February is Black History Month and now is a great time to pick up some books and read some of the thoughtful, inspirational and funny books from African-American authors.
These are just a selection of the titles in the EPL system, so stop in and pick out a book.
- “Defining moments in Black history: reading between the lies” BY Dick Gregory
- “Chocolate cities: the black map of American life” by Marcus Anthony Hunter
- “‘Feel Free'” by Zadie Smith
- “‘Black Ink: Literary Legends on the Peril, Power, and Pleasure of Reading and Writing'” – Collected essays
- “This Will Be My Undoing: Living at the Intersection of Black, Female, and Feminist in (White) America” by Morgan Jerkins
- “When They Call You a Terrorist: A Black Lives Matter Memoir” by Patrisse Khan-Cullors and Asha Bandele
- “And still I rise: black America since MLK: an illustrated chronology” by Henry Louis Gates
- “The Fire This Time: A New Generation speaks about race” – Collected essays
- “Citizen: An American Lyric” by Claudia Rankine
- “Between the World and Me” by Ta-Nehisi Coates

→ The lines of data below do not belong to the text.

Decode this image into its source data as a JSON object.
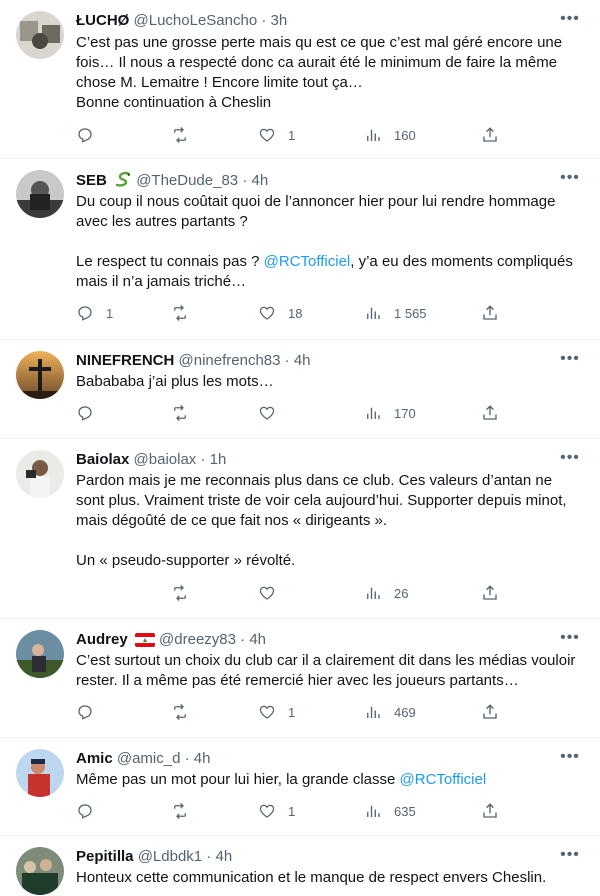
{
  "tweets": [
    {
      "name": "ŁUCHØ",
      "handle": "@LuchoLeSancho",
      "time": "3h",
      "text": "C’est pas une grosse perte mais qu est ce que c’est mal géré encore une fois… Il nous a respecté donc ca aurait été le minimum de faire la même chose M. Lemaitre ! Encore limite tout ça…\nBonne continuation à Cheslin",
      "replies": "",
      "retweets": "",
      "likes": "1",
      "views": "160"
    },
    {
      "name": "SEB",
      "handle": "@TheDude_83",
      "time": "4h",
      "text_pre": "Du coup il nous coûtait quoi de l’annoncer hier pour lui rendre hommage avec les autres partants ?\n\nLe respect tu connais pas ? ",
      "mention": "@RCTofficiel",
      "text_post": ", y’a eu des moments compliqués mais il n’a jamais triché…",
      "replies": "1",
      "retweets": "",
      "likes": "18",
      "views": "1 565"
    },
    {
      "name": "NINEFRENCH",
      "handle": "@ninefrench83",
      "time": "4h",
      "text": "Babababa j’ai plus les mots…",
      "replies": "",
      "retweets": "",
      "likes": "",
      "views": "170"
    },
    {
      "name": "Baiolax",
      "handle": "@baiolax",
      "time": "1h",
      "text": "Pardon mais je me reconnais plus dans ce club. Ces valeurs d’antan ne sont plus. Vraiment triste de voir cela aujourd’hui. Supporter depuis minot, mais dégoûté de ce que fait nos « dirigeants ».\n\nUn « pseudo-supporter » révolté.",
      "replies": "",
      "retweets": "",
      "likes": "",
      "views": "26"
    },
    {
      "name": "Audrey",
      "handle": "@dreezy83",
      "time": "4h",
      "text": "C’est surtout un choix du club car il a clairement dit dans les médias vouloir rester. Il a même pas été remercié hier avec les joueurs partants…",
      "replies": "",
      "retweets": "",
      "likes": "1",
      "views": "469"
    },
    {
      "name": "Amic",
      "handle": "@amic_d",
      "time": "4h",
      "text_pre": "Même pas un mot pour lui hier, la grande classe ",
      "mention": "@RCTofficiel",
      "replies": "",
      "retweets": "",
      "likes": "1",
      "views": "635"
    },
    {
      "name": "Pepitilla",
      "handle": "@Ldbdk1",
      "time": "4h",
      "text": "Honteux cette communication et le manque de respect envers Cheslin."
    }
  ],
  "colors": {
    "accent": "#1d9bf0",
    "muted": "#536471",
    "text": "#0f1419",
    "divider": "#eff3f4"
  },
  "icons": [
    "reply-icon",
    "retweet-icon",
    "like-icon",
    "views-icon",
    "share-icon",
    "more-icon"
  ]
}
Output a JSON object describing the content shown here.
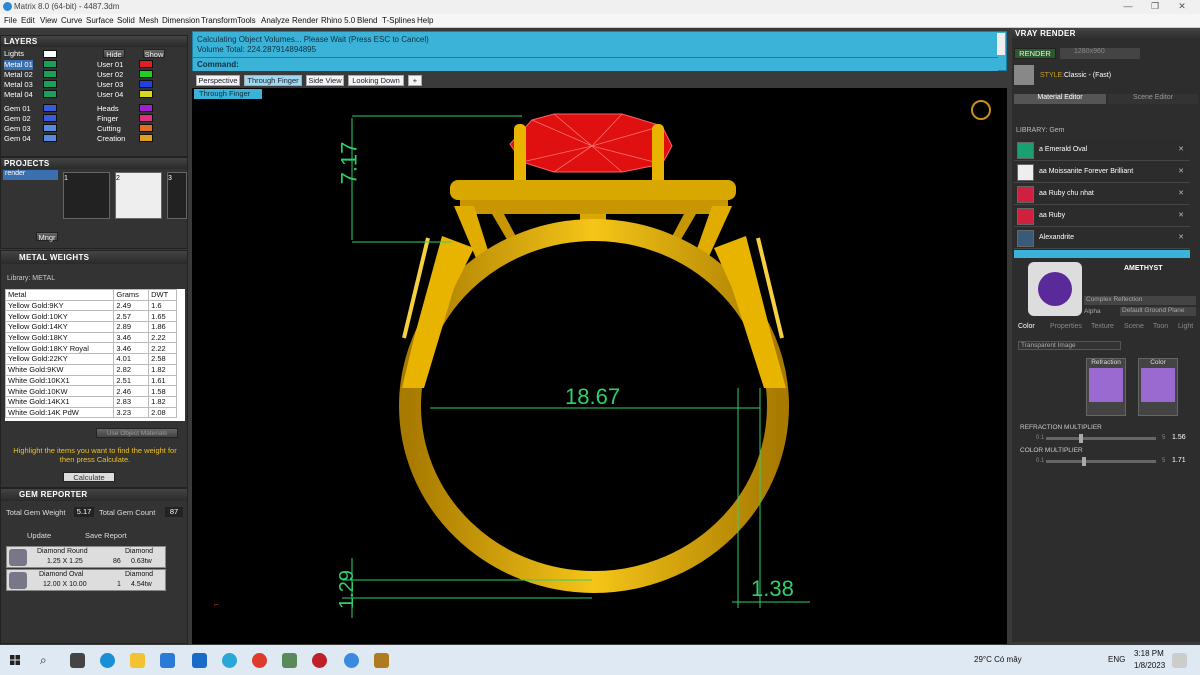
{
  "window": {
    "title": "Matrix 8.0 (64-bit) - 4487.3dm",
    "min": "—",
    "max": "❐",
    "close": "✕"
  },
  "menu": [
    "File",
    "Edit",
    "View",
    "Curve",
    "Surface",
    "Solid",
    "Mesh",
    "Dimension",
    "Transform",
    "Tools",
    "Analyze",
    "Render",
    "Rhino 5.0",
    "Blend",
    "T-Splines",
    "Help"
  ],
  "layers": {
    "title": "LAYERS",
    "left": [
      "Lights",
      "Metal 01",
      "Metal 02",
      "Metal 03",
      "Metal 04",
      "Gem 01",
      "Gem 02",
      "Gem 03",
      "Gem 04"
    ],
    "right": [
      "User 01",
      "User 02",
      "User 03",
      "User 04",
      "Heads",
      "Finger",
      "Cutting",
      "Creation"
    ],
    "hide": "Hide",
    "show": "Show"
  },
  "projects": {
    "title": "PROJECTS",
    "item": "render",
    "nums": [
      "1",
      "2",
      "3"
    ],
    "button": "Mngr"
  },
  "metal_weights": {
    "title": "METAL WEIGHTS",
    "library": "Library: METAL",
    "headers": [
      "Metal",
      "Grams",
      "DWT"
    ],
    "rows": [
      [
        "Yellow Gold:9KY",
        "2.49",
        "1.6"
      ],
      [
        "Yellow Gold:10KY",
        "2.57",
        "1.65"
      ],
      [
        "Yellow Gold:14KY",
        "2.89",
        "1.86"
      ],
      [
        "Yellow Gold:18KY",
        "3.46",
        "2.22"
      ],
      [
        "Yellow Gold:18KY Royal",
        "3.46",
        "2.22"
      ],
      [
        "Yellow Gold:22KY",
        "4.01",
        "2.58"
      ],
      [
        "White Gold:9KW",
        "2.82",
        "1.82"
      ],
      [
        "White Gold:10KX1",
        "2.51",
        "1.61"
      ],
      [
        "White Gold:10KW",
        "2.46",
        "1.58"
      ],
      [
        "White Gold:14KX1",
        "2.83",
        "1.82"
      ],
      [
        "White Gold:14K PdW",
        "3.23",
        "2.08"
      ]
    ],
    "use_obj": "Use Object Materials",
    "hint": "Highlight the items you want to find the weight for then press Calculate.",
    "calc": "Calculate"
  },
  "gem_reporter": {
    "title": "GEM REPORTER",
    "tw_label": "Total Gem Weight",
    "tw": "5.17",
    "tc_label": "Total Gem Count",
    "tc": "87",
    "update": "Update",
    "save": "Save Report",
    "gems": [
      {
        "name": "Diamond Round",
        "size": "1.25 X 1.25",
        "type": "Diamond",
        "count": "86",
        "ctw": "0.63tw"
      },
      {
        "name": "Diamond Oval",
        "size": "12.00 X 10.00",
        "type": "Diamond",
        "count": "1",
        "ctw": "4.54tw"
      }
    ]
  },
  "command": {
    "line1": "Calculating Object Volumes... Please Wait (Press ESC to Cancel)",
    "line2": "Volume Total: 224.287914894895",
    "prompt": "Command:"
  },
  "tabs": [
    "Perspective",
    "Through Finger",
    "Side View",
    "Looking Down",
    "+"
  ],
  "viewport_label": "Through Finger",
  "dims": {
    "top": "7.17",
    "width": "18.67",
    "bottom": "1.29",
    "band": "1.38"
  },
  "vray": {
    "title": "VRAY RENDER",
    "render": "RENDER",
    "res": "1280x960",
    "style_label": "STYLE:",
    "style": "Classic - (Fast)"
  },
  "editor": {
    "tab1": "Material Editor",
    "tab2": "Scene Editor",
    "library": "LIBRARY: Gem",
    "materials": [
      "a Emerald Oval",
      "aa Moissanite Forever Brilliant",
      "aa Ruby chu nhat",
      "aa Ruby",
      "Alexandrite"
    ],
    "selected": "AMETHYST",
    "complex": "Complex Reflection",
    "alpha": "Alpha",
    "ground": "Default Ground Plane",
    "subtabs": [
      "Color",
      "Properties",
      "Texture",
      "Scene",
      "Toon",
      "Light"
    ],
    "transparent": "Transparent Image",
    "refraction": "Refraction",
    "color": "Color",
    "refr_mult_label": "REFRACTION MULTIPLIER",
    "refr_min": "0.1",
    "refr_max": "5",
    "refr_val": "1.56",
    "color_mult_label": "COLOR MULTIPLIER",
    "color_min": "0.1",
    "color_max": "5",
    "color_val": "1.71"
  },
  "taskbar": {
    "weather": "29°C Có mây",
    "lang": "ENG",
    "time": "3:18 PM",
    "date": "1/8/2023"
  }
}
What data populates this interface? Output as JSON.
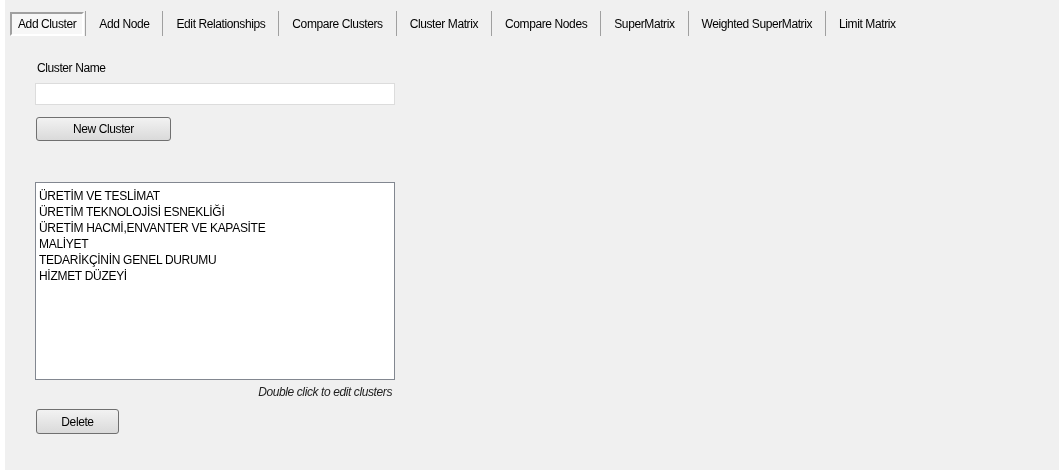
{
  "tabs": [
    {
      "label": "Add Cluster",
      "selected": true
    },
    {
      "label": "Add Node",
      "selected": false
    },
    {
      "label": "Edit Relationships",
      "selected": false
    },
    {
      "label": "Compare Clusters",
      "selected": false
    },
    {
      "label": "Cluster Matrix",
      "selected": false
    },
    {
      "label": "Compare Nodes",
      "selected": false
    },
    {
      "label": "SuperMatrix",
      "selected": false
    },
    {
      "label": "Weighted SuperMatrix",
      "selected": false
    },
    {
      "label": "Limit Matrix",
      "selected": false
    }
  ],
  "cluster_name": {
    "label": "Cluster Name"
  },
  "new_cluster_button": "New Cluster",
  "clusters": [
    "ÜRETİM VE TESLİMAT",
    "ÜRETİM TEKNOLOJİSİ ESNEKLİĞİ",
    "ÜRETİM HACMİ,ENVANTER VE KAPASİTE",
    "MALİYET",
    "TEDARİKÇİNİN GENEL DURUMU",
    "HİZMET DÜZEYİ"
  ],
  "hint": "Double click to edit clusters",
  "delete_button": "Delete"
}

- “You Can’t Touch My Hair: And other things I still have to explain” by Phoebe Robinson
- “The Misadventures of Awkward Black Girl” by Issa Rae
- “I’m judging you: the do-better manual” by Luvvie Ajayi
- “A child’s introduction to African American history” by Jabari Asim
- “Little leaders: bold women in black history” by Harrison, Vashti
Taxes are as certain as, well, you know.
With tax season ramping up, a lot of people are looking for where to go to get assistance and forms for their taxes.
Elkhart Public Library has a limited amount of tax forms from the federal government and Indiana.
The government has limited the number of forms they are distributing, so once the library runs out, they are unlikely to get more.
Forms are available on the first floor of the downtown library, behind the large print books, near the elevator.
The forms available are:
- Indiana state 2017 tax instruction booklet
- Federal government 2017 tax instruction booklet
- Federal 1040A forms
- Federal 1040EZ forms
- Indiana state forms
Links to other IRS tax forms are available through the Public Computer Center at EPL and can be printed for $0.15 per sheet or $0.30 per double-sided sheet.
EPL staff CANNOT give tax advice of any kind OR tell which form someone may or may not need. EPL staff are NOT tax professionals and do not know which form is needed.
EPL reference staff can direct patrons to available books about filing taxes but cannot help fill out forms. That is the sole responsibility of an individual.
For real help filing taxes and filling out forms, please check out these links:
- IRS filing website: https://www.irs.gov/filing
- IRS provides free tax software for incomes below $66,000 – https://www.irs.gov/filing/free-file-do-your-federal-taxes-for-free
- IRS phone number: Individuals: 800-829-1040
TTY/TDD for people with hearing impairments: 800-829-4059
- Local IRS Volunteer Income Tax Assistance (VITA): https://irs.treasury.gov/freetaxprep/jsp/vita.jsp?zip=46516&lat=41.6792072&lng=-85.9406745&radius=10
Salvation Army of Elkhart – call 211 to schedule an appointment